them within the very cities where all these mighty treasures are stored and gathered.
44 For this cause would I speak of that second thing which would prove itself most
troublesome. For which is better: to attack South Africa while yet the legions of
Rome are found within, being fully prepared for bloody battle?
45 Or is it better still to attack South Africa, to rob it of all its wealth and
glory while yet the legions of Rome have sent themselves away; to land upon the frozen
and hostile shores of Antarctica, placing between us and them a harsh and bitter
46 For this cause would I reveal to you a far more subtle stratagem which, if you
will give consent, will yet preserve into our keeping the city of Neropolis while
gaining to our greater benefit, the very crown of Rome’s wealth and prestige.”
47 Now when the Emperor heard this of Kronus, his heart was filled with greed; for
the Emperor lusted after glory and fame above all other things, while yet many of
the men of war which stood beside him, were themselves most intrigued by the words
48 And the Emperor spoke, saying: “Continue then Kronus and speak of this strategy
which would gain for me so great a treasure.” And Kronus spoke, saying: “These then
are the things which we must do with swift and firm resolve.
49 Thus must we fulfill the plans of Cassius Aegean concerning the reinforcement
of Neropolis, and all other things beside save one; for we must not mine the shores
upon which Rome will land its legions, lest they suspect that we are well prepared
50 For this man Sulla Cornellius have I studied, for he is a man of bitter intent,
being fully committed to the achieving of his Emperor’s goals; and in his landing
upon our shores will he send away the ships which brought him forth, forcing all
his legions to win the day or die; for in Sulla Cornellius there is found no half
measure or going back.
51 For it is now certain that there will soon come upon Antarctica a fierce and
raging storm; a howling gale which will greatly hamper the movements and advancements
of Rome against us, causing that there should fall upon them some difficulty in supply
52 Let Rome, therefore, dangle themselves far away on shores of ice and stone; for
we need not fight them face to face; for on the day when we shall plunder the whole
of all their treasuries, then will Commodus himself call Sulla back unto South Africa.
53 Thus, on that day when Sulla shall land upon our shores, to send his ships away,
then must we act with swift and firm resolve.
54 For on the third day of Sulla’s landing, when his ships are far at sea, then
must we send in the four imperial fleets; to lay against the capital of Herculeum,
a massive bombardment day and night, filling the regions round about with a deep
and rumbling roar.
55 And the garrisons of South Africa shall set aside their own places, to rush themselves
to Herculeum, believing that there comes against them some great and dreadful invasion;
and when they have left unguarded their own cities, then must we strike suddenly
and with fierce resolve.
56 Striking against the treasuries of Lyconium, Niccocea, Mordredia, Praetoria,
Phillippi, Ostia, and Praxus; sending into each city a strike force of heavy lifters;
for in these cities shall we find mountains of gold, platinum, silver, diamonds,
and many other riches beside.
57 Thus, Your Majesty, shall we take from Rome in one day only, up to a fourth of
all its wealth and glory.

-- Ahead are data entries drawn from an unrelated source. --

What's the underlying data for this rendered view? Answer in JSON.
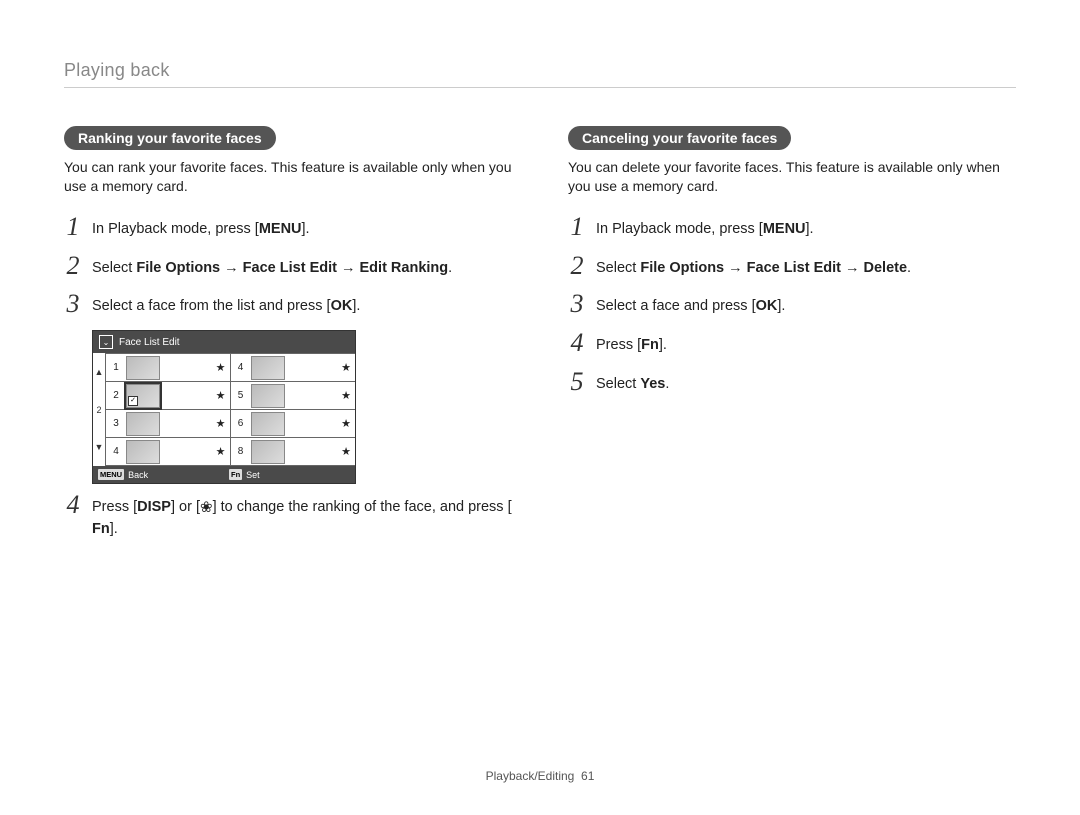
{
  "section_title": "Playing back",
  "left": {
    "pill": "Ranking your favorite faces",
    "intro": "You can rank your favorite faces. This feature is available only when you use a memory card.",
    "steps": {
      "s1_pre": "In Playback mode, press [",
      "s1_key": "MENU",
      "s1_post": "].",
      "s2_pre": "Select ",
      "s2_bold": "File Options → Face List Edit → Edit Ranking",
      "s2_post": ".",
      "s3_pre": "Select a face from the list and press [",
      "s3_key": "OK",
      "s3_post": "].",
      "s4_a": "Press [",
      "s4_key1": "DISP",
      "s4_b": "] or [",
      "s4_icon_name": "macro-flower-icon",
      "s4_c": "] to change the ranking of the face, and press [",
      "s4_key2": "Fn",
      "s4_d": "]."
    },
    "lcd": {
      "title": "Face List Edit",
      "footer_back_badge": "MENU",
      "footer_back_label": "Back",
      "footer_set_badge": "Fn",
      "footer_set_label": "Set",
      "scroll_top_glyph": "▲",
      "scroll_num": "2",
      "scroll_bot_glyph": "▼",
      "cells": [
        {
          "n": "1",
          "star": "★",
          "sel": false,
          "check": false
        },
        {
          "n": "4",
          "star": "★",
          "sel": false,
          "check": false
        },
        {
          "n": "2",
          "star": "★",
          "sel": true,
          "check": true
        },
        {
          "n": "5",
          "star": "★",
          "sel": false,
          "check": false
        },
        {
          "n": "3",
          "star": "★",
          "sel": false,
          "check": false
        },
        {
          "n": "6",
          "star": "★",
          "sel": false,
          "check": false
        },
        {
          "n": "4",
          "star": "★",
          "sel": false,
          "check": false
        },
        {
          "n": "8",
          "star": "★",
          "sel": false,
          "check": false
        }
      ]
    }
  },
  "right": {
    "pill": "Canceling your favorite faces",
    "intro": "You can delete your favorite faces. This feature is available only when you use a memory card.",
    "steps": {
      "s1_pre": "In Playback mode, press [",
      "s1_key": "MENU",
      "s1_post": "].",
      "s2_pre": "Select ",
      "s2_bold": "File Options → Face List Edit → Delete",
      "s2_post": ".",
      "s3_pre": "Select a face and press [",
      "s3_key": "OK",
      "s3_post": "].",
      "s4_pre": "Press [",
      "s4_key": "Fn",
      "s4_post": "].",
      "s5_pre": "Select ",
      "s5_bold": "Yes",
      "s5_post": "."
    }
  },
  "footer": {
    "label": "Playback/Editing",
    "page": "61"
  }
}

Then shall we recall our fleets and withdraw ourselves
58 And when Sulla returns again unto South Africa, then shall we send our forces
unto Antarctica, to protect it against all further encroachments, until that day
when Cassius Aegean shall complete all his many plans for the future defense of Neropolis.”
59 Thus did Kronus speak, and the Emperor was filled with laughter; and slapping
Kronus upon the back in good fellowship, he roared, saying: “What brass! What daring!
What cunning this man has!
60 Why then should we fight Sulla? For if we do as Kronus says, then shall Commodus
place the blame on Sulla for so great a loss, and will himself strangle Sulla with
his own intestines.”
61 And every man did also laugh save Seti-Kahn and Markus Tobias, for they were
filled with rage. For it was clearly evident that the Emperor favored Kronus above
themselves, and they resolved to murder Kronus in subtle fashion.